DATA START

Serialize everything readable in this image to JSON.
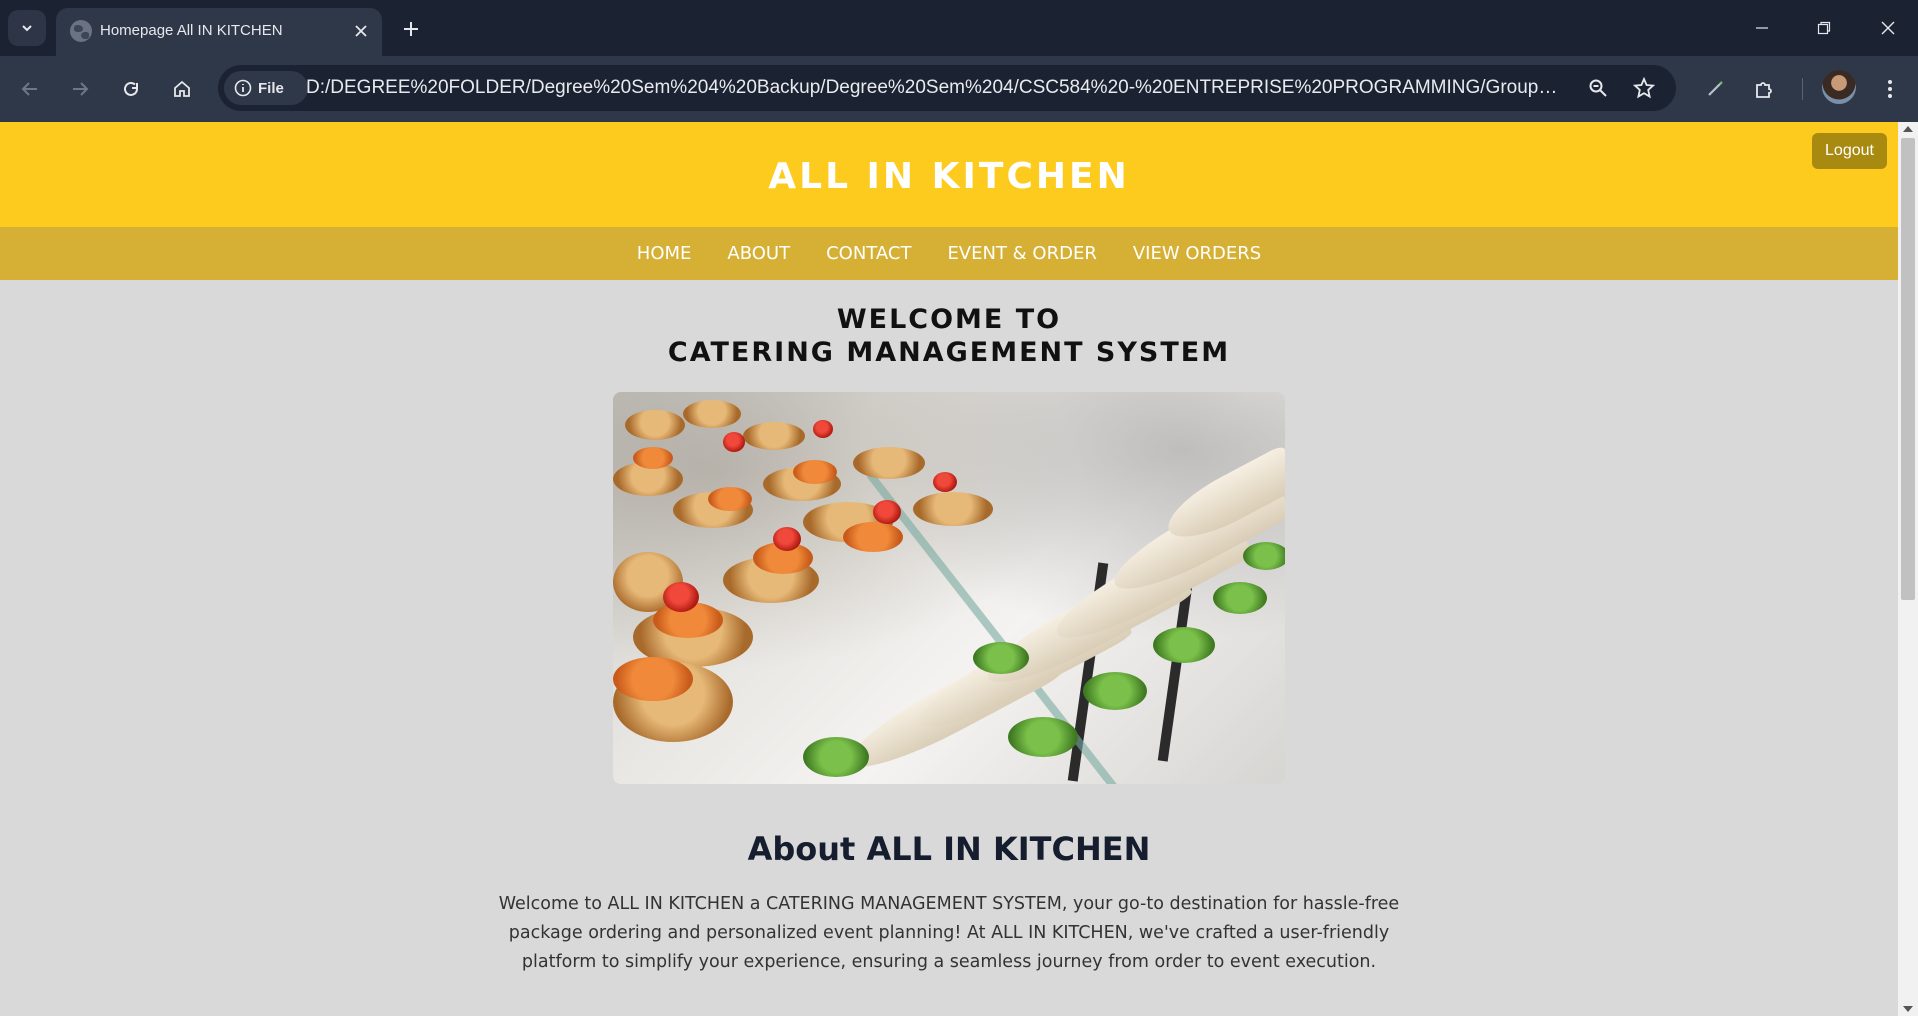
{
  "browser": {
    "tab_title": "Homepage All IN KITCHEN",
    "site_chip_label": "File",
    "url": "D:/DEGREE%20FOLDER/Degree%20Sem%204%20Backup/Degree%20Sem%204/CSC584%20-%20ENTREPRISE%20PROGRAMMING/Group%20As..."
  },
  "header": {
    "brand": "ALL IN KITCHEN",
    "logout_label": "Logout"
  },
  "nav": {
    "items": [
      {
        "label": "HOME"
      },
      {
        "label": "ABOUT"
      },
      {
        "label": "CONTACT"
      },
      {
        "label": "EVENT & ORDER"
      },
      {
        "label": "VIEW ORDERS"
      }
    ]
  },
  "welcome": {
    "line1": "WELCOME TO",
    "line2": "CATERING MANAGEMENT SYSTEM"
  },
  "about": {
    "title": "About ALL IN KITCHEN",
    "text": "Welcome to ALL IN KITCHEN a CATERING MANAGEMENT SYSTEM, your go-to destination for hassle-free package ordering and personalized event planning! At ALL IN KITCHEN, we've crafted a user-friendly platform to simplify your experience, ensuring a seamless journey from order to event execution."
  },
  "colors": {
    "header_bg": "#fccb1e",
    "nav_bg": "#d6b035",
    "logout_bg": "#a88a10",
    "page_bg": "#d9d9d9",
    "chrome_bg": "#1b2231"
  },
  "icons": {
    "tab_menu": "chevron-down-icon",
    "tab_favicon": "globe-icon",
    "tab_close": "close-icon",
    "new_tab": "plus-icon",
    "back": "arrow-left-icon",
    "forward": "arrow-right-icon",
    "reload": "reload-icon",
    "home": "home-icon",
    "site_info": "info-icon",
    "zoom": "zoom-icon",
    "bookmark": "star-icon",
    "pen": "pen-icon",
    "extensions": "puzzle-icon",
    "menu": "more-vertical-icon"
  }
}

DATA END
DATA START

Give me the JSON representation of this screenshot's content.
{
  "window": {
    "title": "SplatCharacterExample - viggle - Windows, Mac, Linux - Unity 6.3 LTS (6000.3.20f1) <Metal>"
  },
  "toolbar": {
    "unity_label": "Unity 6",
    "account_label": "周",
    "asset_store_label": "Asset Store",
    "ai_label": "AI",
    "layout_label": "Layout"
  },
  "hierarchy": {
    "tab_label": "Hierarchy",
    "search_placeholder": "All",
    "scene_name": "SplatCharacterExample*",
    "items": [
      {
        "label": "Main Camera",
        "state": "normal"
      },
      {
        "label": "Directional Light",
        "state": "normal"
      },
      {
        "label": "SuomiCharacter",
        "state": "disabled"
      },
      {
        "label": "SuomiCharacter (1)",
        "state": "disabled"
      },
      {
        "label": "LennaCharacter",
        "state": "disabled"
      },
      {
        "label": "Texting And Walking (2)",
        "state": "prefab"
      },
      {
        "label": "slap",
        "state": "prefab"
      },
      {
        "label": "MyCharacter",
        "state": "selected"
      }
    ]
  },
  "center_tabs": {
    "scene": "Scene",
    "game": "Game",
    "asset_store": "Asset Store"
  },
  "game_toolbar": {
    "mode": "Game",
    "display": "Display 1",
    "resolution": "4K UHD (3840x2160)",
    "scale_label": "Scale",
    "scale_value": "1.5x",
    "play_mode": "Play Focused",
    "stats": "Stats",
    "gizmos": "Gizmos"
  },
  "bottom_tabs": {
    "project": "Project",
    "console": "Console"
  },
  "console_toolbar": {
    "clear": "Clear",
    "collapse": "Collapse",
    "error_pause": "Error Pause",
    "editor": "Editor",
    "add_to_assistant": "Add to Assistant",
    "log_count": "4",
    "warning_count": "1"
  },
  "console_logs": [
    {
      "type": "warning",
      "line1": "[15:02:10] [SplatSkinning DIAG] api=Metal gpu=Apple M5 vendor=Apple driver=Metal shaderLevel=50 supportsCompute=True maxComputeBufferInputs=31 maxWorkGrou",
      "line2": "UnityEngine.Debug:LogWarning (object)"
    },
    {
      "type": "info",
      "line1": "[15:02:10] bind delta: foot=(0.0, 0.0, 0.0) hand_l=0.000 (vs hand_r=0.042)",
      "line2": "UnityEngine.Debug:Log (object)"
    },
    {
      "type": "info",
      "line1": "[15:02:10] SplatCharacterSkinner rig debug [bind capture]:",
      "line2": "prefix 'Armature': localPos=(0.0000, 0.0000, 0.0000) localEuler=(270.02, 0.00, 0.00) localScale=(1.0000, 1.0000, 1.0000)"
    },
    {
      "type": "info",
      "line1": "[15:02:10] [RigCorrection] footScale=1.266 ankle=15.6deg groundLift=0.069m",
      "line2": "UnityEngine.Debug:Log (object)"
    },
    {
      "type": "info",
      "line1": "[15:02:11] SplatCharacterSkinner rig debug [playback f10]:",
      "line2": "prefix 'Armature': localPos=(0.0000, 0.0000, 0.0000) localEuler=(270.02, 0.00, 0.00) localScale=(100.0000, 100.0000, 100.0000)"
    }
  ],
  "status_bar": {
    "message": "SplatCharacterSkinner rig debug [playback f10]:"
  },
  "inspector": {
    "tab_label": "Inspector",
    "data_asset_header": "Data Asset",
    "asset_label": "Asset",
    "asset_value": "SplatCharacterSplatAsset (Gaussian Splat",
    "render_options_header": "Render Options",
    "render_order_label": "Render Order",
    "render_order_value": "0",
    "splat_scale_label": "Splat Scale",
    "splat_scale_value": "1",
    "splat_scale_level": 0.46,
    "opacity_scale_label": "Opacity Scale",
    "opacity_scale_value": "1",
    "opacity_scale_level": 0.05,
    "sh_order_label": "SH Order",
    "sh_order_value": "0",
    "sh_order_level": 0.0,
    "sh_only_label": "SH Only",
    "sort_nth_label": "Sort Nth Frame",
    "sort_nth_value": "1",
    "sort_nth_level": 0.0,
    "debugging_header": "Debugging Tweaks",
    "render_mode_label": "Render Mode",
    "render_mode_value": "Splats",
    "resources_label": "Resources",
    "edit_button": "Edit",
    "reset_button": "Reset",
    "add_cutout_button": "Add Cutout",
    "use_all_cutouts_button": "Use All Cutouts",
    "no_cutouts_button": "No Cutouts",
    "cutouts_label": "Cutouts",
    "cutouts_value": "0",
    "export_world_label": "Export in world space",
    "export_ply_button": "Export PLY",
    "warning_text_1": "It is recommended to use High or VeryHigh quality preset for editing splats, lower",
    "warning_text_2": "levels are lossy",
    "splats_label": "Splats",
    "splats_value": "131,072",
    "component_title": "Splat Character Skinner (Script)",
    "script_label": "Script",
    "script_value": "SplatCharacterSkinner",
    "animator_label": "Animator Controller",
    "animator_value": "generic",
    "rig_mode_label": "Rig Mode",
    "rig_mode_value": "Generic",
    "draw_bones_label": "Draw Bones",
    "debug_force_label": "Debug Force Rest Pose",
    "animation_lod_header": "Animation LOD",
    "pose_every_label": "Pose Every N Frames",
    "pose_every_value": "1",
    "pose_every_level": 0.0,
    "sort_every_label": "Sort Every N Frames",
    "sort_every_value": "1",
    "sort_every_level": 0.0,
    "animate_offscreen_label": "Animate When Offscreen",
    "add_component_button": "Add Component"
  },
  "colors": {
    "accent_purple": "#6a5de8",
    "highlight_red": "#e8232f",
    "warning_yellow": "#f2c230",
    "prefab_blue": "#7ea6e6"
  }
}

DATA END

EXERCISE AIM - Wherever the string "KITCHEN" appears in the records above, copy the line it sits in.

ANSWER TO THIS PROBLEM -
    "tab_title": "Homepage All IN KITCHEN",
    "brand": "ALL IN KITCHEN",
    "title": "About ALL IN KITCHEN",
    "text": "Welcome to ALL IN KITCHEN a CATERING MANAGEMENT SYSTEM, your go-to destination for hassle-free package ordering and personalized event planning! At ALL IN KITCHEN, we've crafted a user-friendly platform to simplify your experience, ensuring a seamless journey from order to event execution."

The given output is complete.